People continue to access their communication and entertainment services through various channels such as landlines, cable, and increasingly, over wireless networks. AirTouch’s products also fit seamlessly into this scenario. People can now go “totally wireless” by integrating these advanced services through a single device, with amplified, reliable reception, while wirelessly distributing the data throughout the house. The technology is also the key for enabling users to cut the cord once-and-for-all and rely on a strong wireless connection for all communication and entertainment services—which will be the future.
The company may be on the right track. AirTouch recently secured a key partnership with Brightpoint (CELL), the world’s largest cellular products distributor. AirTouch executed a distribution agreement with the company, with Brightpoint also taking a $1.5 million stake in the company.
Perhaps evidence that converged wireless access is indeed the future, AirTouch boasts purchase orders and other letters of intent representing $75 million in revenue, with gross profits from those projected to near $28 million. Not bad for a company with just over a $30 million market cap.
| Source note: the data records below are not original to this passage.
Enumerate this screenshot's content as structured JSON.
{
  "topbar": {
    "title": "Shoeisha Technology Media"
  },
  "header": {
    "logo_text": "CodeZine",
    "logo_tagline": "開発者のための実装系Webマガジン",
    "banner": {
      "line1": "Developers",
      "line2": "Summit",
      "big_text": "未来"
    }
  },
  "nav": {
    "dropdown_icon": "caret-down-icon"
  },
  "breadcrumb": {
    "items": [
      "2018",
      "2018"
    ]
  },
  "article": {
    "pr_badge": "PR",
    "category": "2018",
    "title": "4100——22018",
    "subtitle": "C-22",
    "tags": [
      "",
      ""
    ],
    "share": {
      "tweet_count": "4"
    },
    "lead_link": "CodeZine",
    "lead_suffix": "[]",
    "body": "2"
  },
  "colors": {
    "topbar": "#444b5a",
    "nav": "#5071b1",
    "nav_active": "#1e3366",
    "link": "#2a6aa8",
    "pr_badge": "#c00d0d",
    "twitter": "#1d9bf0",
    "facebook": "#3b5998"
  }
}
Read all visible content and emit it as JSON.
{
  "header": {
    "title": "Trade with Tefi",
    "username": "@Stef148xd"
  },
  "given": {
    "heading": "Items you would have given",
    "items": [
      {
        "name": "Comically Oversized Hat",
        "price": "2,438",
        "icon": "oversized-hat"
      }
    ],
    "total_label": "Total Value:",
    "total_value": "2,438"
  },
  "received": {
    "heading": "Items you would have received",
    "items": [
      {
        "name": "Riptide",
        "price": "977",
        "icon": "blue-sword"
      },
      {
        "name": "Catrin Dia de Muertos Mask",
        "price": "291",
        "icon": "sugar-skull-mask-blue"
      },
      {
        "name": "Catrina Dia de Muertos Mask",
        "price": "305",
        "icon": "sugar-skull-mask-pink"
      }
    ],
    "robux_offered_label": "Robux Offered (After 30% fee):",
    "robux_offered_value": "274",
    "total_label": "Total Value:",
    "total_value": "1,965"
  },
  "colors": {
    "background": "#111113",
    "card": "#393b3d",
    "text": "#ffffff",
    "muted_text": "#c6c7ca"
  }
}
There has been a clear and marked migration away from traditional landlines as well as a surge in demand—now and in the coming years—for access to cellular communication services, particularly in emerging countries where wire infrastructure is poor. Most interestingly, the decline in television-service customers in favor of streaming over the internet may be the newest trend in the quickly changing landscape of voice, data, and media services. These shifts provide opportunities for investors to reap profits from companies that can adapt and capitalize.
Additional disclosure: I am long ATCH.OB.